→ Aim of the task: A single number is required: the count of lines in the records below that contain the word "Settings".

→ Task input:
┄┄┄┄┄┄┄┄┄┄

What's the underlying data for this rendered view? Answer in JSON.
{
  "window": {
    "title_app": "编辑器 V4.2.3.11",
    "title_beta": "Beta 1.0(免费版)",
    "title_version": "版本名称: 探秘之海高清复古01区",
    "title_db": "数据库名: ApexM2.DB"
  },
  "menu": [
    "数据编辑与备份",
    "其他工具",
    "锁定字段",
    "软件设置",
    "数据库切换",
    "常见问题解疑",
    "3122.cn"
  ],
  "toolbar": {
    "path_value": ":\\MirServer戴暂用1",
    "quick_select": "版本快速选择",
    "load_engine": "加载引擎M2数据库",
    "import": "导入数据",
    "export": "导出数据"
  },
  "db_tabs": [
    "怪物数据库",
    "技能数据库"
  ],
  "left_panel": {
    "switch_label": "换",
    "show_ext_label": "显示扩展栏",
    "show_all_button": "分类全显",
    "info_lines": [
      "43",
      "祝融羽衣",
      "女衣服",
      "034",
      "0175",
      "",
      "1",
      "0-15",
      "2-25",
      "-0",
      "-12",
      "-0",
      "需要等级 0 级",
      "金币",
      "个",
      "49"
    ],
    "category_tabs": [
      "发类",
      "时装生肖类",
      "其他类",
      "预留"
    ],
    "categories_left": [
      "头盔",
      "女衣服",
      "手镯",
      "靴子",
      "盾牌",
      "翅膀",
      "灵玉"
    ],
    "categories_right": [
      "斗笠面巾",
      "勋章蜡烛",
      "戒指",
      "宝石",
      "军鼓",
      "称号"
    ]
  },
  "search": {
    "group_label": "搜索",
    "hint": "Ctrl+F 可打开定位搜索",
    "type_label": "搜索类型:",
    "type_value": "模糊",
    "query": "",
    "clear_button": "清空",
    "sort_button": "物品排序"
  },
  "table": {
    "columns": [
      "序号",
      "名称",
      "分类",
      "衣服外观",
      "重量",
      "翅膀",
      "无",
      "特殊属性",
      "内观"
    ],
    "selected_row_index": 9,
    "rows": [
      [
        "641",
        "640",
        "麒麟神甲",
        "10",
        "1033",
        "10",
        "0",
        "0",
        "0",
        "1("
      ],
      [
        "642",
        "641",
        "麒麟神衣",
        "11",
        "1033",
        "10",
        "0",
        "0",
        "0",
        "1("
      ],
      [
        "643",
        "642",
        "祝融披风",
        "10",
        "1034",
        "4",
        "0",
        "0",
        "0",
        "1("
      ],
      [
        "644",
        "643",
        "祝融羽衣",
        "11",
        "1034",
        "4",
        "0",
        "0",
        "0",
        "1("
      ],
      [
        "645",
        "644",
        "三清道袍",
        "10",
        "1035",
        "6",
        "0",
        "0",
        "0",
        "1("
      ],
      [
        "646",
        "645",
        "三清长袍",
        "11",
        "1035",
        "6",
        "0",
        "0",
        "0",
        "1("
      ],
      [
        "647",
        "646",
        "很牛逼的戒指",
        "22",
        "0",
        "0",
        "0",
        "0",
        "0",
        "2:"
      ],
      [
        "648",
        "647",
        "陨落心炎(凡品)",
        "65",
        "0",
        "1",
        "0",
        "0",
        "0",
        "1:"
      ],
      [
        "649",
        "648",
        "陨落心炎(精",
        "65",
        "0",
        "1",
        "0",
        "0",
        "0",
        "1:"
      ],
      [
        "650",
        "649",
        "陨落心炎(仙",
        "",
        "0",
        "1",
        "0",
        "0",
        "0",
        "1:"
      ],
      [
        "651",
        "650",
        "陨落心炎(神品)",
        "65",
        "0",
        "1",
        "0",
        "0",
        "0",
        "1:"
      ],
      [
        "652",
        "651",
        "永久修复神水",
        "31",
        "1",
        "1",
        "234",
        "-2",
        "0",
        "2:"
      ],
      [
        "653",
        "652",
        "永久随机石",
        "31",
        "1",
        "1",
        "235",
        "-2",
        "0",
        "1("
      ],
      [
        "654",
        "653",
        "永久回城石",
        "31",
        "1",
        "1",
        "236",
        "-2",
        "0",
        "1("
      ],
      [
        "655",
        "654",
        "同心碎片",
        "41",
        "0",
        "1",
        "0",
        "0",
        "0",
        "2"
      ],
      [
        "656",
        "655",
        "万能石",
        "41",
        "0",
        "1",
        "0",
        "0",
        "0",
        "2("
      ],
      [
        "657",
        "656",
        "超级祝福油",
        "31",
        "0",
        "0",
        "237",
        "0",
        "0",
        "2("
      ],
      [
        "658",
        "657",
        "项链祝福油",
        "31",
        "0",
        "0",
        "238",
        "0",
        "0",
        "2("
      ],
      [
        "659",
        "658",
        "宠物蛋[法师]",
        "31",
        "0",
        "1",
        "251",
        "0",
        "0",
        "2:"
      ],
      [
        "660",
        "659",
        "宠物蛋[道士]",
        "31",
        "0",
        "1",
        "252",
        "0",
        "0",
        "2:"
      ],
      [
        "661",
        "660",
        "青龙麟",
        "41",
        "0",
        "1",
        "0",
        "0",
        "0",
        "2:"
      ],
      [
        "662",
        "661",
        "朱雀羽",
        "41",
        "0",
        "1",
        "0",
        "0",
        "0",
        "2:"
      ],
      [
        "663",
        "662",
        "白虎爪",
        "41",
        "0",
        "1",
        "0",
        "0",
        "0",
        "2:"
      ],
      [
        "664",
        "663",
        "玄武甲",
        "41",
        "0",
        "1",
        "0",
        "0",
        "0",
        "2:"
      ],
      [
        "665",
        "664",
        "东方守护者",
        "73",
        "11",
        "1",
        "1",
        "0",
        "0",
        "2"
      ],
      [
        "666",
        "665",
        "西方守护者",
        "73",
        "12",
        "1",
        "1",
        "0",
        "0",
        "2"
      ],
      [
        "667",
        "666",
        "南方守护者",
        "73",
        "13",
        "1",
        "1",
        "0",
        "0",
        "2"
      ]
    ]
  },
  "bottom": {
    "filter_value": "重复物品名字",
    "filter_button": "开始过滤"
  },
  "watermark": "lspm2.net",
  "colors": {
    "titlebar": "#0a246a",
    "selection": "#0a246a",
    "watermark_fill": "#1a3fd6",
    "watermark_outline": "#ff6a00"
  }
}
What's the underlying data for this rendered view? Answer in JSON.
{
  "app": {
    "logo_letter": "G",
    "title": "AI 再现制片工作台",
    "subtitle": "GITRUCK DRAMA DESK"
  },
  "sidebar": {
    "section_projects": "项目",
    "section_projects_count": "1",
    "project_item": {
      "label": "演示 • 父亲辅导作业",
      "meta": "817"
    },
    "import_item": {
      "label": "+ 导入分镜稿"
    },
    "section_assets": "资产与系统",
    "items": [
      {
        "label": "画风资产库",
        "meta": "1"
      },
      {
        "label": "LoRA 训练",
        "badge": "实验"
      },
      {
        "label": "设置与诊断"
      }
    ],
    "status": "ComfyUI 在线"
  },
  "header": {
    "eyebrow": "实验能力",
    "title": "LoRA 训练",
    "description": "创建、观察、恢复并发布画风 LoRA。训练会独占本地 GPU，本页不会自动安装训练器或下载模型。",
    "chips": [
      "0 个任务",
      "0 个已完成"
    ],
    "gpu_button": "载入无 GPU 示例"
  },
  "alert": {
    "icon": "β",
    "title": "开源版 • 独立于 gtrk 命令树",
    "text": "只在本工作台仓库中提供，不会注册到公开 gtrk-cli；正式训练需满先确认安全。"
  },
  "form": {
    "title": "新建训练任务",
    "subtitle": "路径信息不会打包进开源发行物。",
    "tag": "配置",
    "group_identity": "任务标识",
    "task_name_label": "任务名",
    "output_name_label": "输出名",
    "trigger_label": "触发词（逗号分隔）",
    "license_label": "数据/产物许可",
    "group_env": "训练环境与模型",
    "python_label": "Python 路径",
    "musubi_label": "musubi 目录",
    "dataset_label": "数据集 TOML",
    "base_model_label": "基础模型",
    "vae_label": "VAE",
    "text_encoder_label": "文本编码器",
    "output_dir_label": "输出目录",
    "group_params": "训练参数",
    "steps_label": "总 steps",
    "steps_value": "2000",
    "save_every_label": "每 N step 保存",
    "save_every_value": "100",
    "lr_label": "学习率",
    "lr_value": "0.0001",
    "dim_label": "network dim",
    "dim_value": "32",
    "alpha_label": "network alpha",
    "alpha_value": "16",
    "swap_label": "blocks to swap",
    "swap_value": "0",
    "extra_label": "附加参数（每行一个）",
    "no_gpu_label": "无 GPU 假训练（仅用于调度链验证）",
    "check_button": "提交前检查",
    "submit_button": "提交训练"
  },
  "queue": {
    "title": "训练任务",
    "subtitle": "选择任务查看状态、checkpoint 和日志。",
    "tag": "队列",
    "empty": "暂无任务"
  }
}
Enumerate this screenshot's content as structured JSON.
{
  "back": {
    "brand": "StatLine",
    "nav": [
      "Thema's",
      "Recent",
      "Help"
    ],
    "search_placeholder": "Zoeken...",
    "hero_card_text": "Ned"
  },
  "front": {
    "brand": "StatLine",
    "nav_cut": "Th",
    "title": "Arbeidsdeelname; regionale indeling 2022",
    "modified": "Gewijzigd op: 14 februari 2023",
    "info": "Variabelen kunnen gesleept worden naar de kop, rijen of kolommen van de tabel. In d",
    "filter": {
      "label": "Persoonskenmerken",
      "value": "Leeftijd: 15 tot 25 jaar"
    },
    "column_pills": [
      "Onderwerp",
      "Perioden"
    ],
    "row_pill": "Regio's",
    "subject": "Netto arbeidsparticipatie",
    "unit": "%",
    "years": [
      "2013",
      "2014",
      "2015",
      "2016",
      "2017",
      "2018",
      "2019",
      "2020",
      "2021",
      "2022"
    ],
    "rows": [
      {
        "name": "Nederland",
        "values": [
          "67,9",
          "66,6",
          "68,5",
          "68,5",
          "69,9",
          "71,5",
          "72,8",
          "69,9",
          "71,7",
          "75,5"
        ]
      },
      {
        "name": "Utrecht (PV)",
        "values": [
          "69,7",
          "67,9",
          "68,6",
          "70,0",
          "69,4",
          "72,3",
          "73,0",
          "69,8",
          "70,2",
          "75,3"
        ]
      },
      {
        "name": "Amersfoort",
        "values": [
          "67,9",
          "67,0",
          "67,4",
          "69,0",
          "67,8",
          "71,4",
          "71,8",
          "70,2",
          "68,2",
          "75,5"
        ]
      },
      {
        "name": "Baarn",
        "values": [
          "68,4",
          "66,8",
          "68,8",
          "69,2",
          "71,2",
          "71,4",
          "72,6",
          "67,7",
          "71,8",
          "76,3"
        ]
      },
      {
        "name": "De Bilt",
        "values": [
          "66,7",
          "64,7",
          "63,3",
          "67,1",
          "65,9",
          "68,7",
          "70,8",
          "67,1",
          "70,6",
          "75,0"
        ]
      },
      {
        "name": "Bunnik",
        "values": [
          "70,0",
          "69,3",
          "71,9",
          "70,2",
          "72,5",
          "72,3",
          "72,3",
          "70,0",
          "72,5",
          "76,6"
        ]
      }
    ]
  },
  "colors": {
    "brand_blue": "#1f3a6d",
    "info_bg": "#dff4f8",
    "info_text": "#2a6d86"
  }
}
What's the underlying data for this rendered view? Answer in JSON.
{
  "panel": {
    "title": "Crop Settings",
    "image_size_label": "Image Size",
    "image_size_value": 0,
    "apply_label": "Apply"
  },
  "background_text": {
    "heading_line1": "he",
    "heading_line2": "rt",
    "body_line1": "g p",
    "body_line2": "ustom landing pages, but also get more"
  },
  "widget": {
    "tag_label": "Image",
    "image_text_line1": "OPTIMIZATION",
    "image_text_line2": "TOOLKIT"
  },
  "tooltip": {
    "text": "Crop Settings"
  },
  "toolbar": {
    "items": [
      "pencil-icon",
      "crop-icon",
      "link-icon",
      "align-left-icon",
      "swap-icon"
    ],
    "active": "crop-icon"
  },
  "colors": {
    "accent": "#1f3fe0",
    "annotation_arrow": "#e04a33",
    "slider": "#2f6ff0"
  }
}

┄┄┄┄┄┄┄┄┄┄

→ Answer area: 2